▶ [YOUR OBJECTIVE]: Using the listing below, select the lines with the word "deployment" and copy them.

▶ [MATERIAL PROVIDED]:

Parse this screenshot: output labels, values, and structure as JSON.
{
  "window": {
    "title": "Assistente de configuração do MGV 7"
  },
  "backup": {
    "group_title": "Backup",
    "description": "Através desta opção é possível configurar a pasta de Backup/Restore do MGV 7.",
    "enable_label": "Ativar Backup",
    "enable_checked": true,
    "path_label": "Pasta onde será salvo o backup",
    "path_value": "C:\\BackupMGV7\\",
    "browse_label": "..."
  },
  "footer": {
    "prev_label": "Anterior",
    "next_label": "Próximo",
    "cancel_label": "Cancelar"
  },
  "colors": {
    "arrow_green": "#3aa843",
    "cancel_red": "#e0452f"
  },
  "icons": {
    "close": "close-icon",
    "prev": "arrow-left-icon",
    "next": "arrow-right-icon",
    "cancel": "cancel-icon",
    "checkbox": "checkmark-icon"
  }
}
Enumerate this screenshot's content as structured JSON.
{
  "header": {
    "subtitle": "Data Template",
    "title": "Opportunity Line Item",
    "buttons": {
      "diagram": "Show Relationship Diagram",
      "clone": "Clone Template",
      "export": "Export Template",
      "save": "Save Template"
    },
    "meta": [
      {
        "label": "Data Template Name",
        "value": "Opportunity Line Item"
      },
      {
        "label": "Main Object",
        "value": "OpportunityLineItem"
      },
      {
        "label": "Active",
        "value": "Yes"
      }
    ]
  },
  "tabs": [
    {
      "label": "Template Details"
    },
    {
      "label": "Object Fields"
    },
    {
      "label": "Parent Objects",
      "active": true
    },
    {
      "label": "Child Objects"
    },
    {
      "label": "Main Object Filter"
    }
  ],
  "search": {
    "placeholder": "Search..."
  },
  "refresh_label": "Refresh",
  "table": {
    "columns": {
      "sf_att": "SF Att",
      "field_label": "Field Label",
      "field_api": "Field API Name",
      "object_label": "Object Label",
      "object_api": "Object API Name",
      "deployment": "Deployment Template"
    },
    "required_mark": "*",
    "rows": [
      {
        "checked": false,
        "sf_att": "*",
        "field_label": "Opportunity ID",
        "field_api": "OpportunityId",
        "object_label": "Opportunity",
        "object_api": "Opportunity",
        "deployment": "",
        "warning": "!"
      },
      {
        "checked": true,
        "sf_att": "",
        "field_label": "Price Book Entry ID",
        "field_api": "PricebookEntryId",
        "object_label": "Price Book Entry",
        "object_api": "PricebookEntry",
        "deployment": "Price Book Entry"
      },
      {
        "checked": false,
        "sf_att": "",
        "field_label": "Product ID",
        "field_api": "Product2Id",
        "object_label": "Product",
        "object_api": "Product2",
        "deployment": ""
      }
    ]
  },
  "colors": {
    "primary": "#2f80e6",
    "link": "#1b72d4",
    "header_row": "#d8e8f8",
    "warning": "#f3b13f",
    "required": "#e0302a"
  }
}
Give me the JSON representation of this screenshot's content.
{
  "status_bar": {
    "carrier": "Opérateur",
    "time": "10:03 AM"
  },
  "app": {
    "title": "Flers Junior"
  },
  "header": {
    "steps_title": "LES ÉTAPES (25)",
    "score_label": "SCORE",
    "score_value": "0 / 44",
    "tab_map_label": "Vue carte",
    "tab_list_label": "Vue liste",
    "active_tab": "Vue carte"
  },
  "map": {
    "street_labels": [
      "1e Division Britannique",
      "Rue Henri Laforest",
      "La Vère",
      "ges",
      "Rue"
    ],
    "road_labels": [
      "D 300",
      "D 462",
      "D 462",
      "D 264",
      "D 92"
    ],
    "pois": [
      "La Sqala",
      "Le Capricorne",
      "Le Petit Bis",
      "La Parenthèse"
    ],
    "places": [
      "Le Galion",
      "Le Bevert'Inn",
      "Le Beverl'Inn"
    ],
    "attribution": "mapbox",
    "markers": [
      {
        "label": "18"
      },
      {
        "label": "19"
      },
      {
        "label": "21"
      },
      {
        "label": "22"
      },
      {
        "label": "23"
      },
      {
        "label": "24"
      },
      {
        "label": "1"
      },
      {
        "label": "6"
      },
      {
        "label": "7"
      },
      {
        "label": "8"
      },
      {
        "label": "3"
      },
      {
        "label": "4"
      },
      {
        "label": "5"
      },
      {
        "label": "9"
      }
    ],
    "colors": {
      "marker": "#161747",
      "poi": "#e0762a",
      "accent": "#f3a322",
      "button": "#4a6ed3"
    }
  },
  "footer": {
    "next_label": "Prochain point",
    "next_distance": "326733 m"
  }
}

▶ [OUTPUT OF THE TASK]:
      "deployment": "Deployment Template"
        "deployment": "",
        "deployment": "Price Book Entry"
        "deployment": ""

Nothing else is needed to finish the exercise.